Select all lines holding the word "Components" from the entries that follow.

.....

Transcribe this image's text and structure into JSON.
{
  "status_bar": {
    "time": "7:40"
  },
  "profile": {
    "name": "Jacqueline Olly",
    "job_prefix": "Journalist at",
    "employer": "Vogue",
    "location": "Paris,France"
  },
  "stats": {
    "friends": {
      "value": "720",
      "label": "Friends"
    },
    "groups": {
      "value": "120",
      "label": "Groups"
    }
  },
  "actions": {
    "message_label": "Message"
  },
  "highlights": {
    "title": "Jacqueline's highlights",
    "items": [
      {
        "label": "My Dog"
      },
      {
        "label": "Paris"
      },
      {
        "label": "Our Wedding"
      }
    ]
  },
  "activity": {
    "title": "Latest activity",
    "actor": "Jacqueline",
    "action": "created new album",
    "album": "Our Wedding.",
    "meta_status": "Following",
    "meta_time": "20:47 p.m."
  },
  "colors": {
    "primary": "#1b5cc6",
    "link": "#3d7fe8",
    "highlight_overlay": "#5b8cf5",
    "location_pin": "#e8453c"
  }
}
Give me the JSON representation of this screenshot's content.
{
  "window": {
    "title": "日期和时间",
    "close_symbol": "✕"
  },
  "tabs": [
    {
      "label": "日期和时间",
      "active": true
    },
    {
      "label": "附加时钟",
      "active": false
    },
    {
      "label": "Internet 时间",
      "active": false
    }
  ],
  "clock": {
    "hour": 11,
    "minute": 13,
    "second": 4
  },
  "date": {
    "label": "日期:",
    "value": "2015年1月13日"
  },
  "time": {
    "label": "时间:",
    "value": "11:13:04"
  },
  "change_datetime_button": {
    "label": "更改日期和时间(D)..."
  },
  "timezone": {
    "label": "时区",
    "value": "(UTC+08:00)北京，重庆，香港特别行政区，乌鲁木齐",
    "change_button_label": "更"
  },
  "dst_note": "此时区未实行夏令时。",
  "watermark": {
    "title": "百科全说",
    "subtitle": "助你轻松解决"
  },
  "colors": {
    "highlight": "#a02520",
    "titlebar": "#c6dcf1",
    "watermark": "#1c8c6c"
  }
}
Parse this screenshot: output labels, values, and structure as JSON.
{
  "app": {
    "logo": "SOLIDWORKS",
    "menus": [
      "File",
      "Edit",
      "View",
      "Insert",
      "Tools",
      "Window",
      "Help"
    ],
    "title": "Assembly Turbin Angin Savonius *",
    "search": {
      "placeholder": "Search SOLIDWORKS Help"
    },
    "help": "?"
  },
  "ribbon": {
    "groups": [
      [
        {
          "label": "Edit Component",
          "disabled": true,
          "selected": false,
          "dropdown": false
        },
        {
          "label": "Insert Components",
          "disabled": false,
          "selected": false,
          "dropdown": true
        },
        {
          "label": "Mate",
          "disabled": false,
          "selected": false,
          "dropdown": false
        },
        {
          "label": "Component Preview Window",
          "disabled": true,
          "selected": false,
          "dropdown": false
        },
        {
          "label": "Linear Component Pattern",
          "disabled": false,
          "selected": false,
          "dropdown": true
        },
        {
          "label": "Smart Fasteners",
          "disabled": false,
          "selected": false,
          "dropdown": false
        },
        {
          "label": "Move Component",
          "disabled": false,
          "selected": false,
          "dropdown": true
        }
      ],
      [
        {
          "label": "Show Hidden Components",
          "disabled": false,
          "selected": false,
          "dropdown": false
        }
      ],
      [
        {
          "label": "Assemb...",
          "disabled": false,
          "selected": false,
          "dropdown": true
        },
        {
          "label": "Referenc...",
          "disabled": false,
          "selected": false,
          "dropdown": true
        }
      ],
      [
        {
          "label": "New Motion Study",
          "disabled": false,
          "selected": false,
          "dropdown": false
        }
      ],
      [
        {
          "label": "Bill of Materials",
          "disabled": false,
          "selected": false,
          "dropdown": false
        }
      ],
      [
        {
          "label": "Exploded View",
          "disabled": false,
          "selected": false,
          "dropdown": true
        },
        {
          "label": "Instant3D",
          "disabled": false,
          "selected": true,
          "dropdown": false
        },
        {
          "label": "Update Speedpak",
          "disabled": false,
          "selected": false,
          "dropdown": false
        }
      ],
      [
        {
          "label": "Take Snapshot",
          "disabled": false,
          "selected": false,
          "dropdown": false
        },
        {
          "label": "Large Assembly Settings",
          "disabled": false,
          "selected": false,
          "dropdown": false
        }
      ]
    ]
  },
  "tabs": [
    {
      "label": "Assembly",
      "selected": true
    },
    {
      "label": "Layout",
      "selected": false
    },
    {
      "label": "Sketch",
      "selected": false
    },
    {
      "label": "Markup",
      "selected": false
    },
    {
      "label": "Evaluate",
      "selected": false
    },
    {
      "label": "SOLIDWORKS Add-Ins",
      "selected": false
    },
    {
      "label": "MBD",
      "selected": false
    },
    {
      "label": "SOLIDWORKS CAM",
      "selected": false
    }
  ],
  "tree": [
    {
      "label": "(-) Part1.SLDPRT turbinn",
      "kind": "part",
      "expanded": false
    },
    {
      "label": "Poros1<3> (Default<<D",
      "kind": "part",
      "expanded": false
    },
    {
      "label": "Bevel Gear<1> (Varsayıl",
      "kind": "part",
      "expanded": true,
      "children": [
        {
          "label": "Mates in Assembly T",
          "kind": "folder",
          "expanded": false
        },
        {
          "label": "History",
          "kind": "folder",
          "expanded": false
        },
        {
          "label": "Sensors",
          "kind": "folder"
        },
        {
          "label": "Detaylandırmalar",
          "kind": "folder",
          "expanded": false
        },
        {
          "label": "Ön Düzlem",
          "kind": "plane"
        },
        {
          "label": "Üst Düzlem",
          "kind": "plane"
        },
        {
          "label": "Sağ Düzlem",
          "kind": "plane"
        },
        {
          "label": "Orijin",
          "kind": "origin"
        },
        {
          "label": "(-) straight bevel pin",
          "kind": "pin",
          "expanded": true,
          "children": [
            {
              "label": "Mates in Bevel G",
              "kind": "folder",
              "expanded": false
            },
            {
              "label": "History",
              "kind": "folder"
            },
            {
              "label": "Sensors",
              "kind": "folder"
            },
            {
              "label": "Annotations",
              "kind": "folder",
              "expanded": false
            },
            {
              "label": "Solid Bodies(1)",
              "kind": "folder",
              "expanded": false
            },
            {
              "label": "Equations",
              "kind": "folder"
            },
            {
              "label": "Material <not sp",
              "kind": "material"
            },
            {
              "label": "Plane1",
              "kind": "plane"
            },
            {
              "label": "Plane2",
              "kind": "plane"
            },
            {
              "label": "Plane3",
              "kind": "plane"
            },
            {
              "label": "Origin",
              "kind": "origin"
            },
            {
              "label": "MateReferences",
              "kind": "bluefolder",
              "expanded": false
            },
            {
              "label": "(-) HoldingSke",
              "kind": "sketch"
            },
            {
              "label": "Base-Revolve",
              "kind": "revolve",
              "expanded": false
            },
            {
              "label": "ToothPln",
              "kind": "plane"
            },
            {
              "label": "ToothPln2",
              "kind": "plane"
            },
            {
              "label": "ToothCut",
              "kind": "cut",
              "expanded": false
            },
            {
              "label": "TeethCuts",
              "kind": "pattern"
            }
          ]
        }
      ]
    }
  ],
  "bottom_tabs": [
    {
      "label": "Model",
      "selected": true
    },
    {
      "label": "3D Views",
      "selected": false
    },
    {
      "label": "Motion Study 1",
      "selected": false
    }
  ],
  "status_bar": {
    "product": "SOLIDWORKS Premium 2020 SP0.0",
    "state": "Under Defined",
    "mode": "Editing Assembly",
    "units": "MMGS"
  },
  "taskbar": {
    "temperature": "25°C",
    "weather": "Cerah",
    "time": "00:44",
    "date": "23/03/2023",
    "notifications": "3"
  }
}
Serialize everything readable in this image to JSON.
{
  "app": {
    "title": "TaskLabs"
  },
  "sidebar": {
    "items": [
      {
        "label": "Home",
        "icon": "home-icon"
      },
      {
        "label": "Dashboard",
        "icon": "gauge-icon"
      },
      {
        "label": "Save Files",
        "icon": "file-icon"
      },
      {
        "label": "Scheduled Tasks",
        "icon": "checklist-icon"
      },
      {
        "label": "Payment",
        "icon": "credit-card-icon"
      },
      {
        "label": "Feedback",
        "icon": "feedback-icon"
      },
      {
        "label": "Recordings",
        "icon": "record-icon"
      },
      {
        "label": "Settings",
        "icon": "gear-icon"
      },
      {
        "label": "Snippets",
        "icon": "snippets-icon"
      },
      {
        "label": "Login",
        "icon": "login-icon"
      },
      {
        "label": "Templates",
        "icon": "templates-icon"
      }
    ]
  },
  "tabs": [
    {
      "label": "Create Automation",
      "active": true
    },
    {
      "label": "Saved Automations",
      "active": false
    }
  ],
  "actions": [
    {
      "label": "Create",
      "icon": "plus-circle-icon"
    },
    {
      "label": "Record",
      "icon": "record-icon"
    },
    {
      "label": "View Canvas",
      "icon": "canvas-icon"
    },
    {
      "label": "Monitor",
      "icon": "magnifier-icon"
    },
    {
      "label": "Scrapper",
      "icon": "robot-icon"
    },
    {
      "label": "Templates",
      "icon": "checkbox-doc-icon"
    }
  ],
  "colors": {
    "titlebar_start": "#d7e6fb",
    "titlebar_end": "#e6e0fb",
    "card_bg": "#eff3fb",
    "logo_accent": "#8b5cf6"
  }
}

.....

▸ SOLUTION TO THIS PROBLEM:
          "label": "Insert Components",
          "label": "Show Hidden Components",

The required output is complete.